• [Exercise objective] Where a line holds the word "Submit", copy that line from the data below.

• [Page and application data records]
——————————
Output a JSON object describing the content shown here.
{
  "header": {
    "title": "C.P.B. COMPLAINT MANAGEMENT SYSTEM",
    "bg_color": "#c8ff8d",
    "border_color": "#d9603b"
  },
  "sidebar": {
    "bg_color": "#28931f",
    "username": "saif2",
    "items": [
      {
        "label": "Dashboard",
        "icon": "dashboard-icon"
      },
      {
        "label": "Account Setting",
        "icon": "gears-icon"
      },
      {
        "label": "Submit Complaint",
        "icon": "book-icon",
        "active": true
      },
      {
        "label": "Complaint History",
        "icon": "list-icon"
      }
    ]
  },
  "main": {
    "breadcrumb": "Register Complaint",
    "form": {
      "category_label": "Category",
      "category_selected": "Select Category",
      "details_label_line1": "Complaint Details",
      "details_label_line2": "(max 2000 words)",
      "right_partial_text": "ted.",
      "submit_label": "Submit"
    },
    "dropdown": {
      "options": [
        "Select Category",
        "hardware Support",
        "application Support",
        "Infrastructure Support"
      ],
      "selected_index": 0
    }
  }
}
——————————
• [Written solution]
        "label": "Submit Complaint",
      "submit_label": "Submit"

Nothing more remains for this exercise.